@welshpete12 I don’t think it that’s much of a concern, because it happens all the time that aeroplanes touch the runway with only left or right landing gear, meaning the affecting force is very one sided.
@Halcyon Outlander Passive Centrifugal based spoilers can always be designed within the rims to regulate top wheel rotational speed to no greater than say 160-200knts if the wheels were rotating on the ground. BTW upon landing, air-speed would be approaching ground speed Typically 140-150knts.
A better written and explained version of what I came here to say. Thought it for years. On a v short runway you’d brake briefly just before touchdown to add the braking benefit of the touchdown smoky spin
@Annabelle M >The problem is not the drag, but the down force could be. The force would actually be up. Pressure would be less at the upper part of the wheel , because of higher speed relative to air.
@Halcyon Outlander Yeah, but it doesn’t have to match exactly. I mean, right now the difference between the ground speed and the wheel is TOTAL. So any speed you can get them closer together is a win anyway.
perhaps the effect would be minor but, a spinning mass is going to induce torque. To make things worse the landing gear is hung below the aircraft giving them leverage. this would induce a roll right force. I’m sure it could be trimmed out and handled with computers but it will mean that you will lose some roll left maneuverability. You might also find a difference in roll rates?
@Colin Southern The wheels have to be spun up for a very brief portion of the flight. As per the airspeed and wheel rotation issue, that could be calibrated with a retractable duct that allows for modification of airflow to the wheel based on airspeed/dynamic pressure. The bigger issue of gyroscopic yaw mentioned by other posters could be corrected by FCS. All in all, it seems the complications and risks are not worth the gain.
Colin Southern1 day ago (edited)
No Zack There’s no “gyroscopic issue”; if massive turbines spinning 15 times faster in the engines don’t cause an issue then the relatively slow turning wheels wouldn’t either.
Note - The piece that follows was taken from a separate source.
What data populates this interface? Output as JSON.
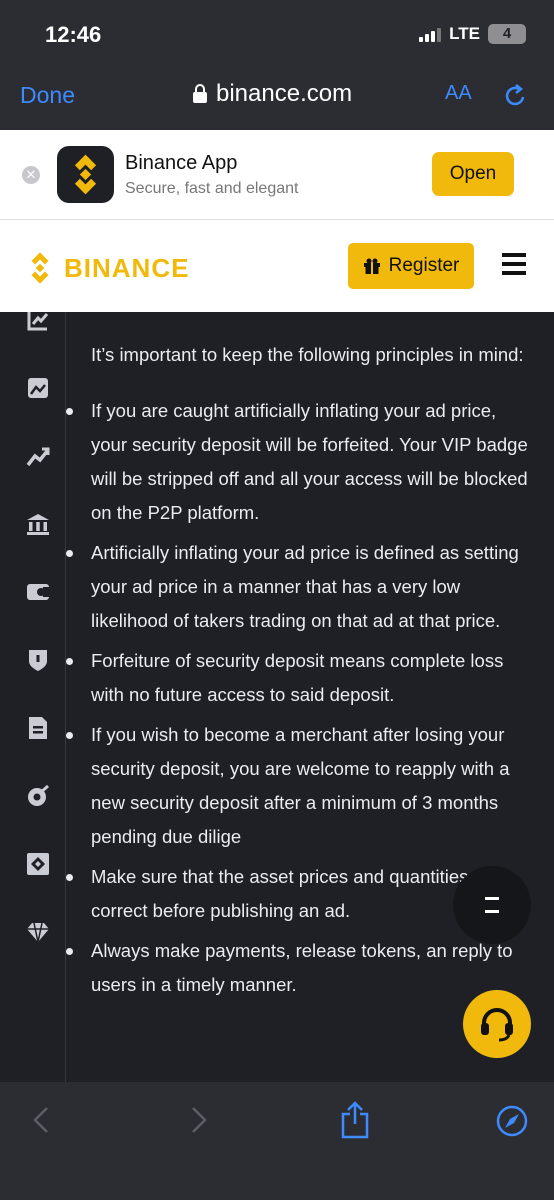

Ultimately it comes down to economics; too much cost for too little savings. Ducts capable of spinning up a wheel aren’t going to be small – and neither are the vanes they would have to blow on to. They’ll take up space – in an area that doesn’t currently have a lot to spare.
No Firstly you seem to be under the mistaken impression that these large & heavy wheels – complete with rotating parts of the braking systems – turn easily; they don’t. Secondly you’re going to have issues with middle and rear sets of tyres on bogeys getting non turbulent air. Third you’re going to have to deal with the complexities of failsafes; what would happen for example if a “variable vane” stuck in the “full force” position resulting in a tyre overspeeding to the point of destruction when lowered at Vle? At the end of the day these are all just pie-in-the-sky ideas that are about as unworkable as building a ladder to reach to ISS; some of the theory sounds fine … right up to the point where you start looking at real-world aerodynamic equations.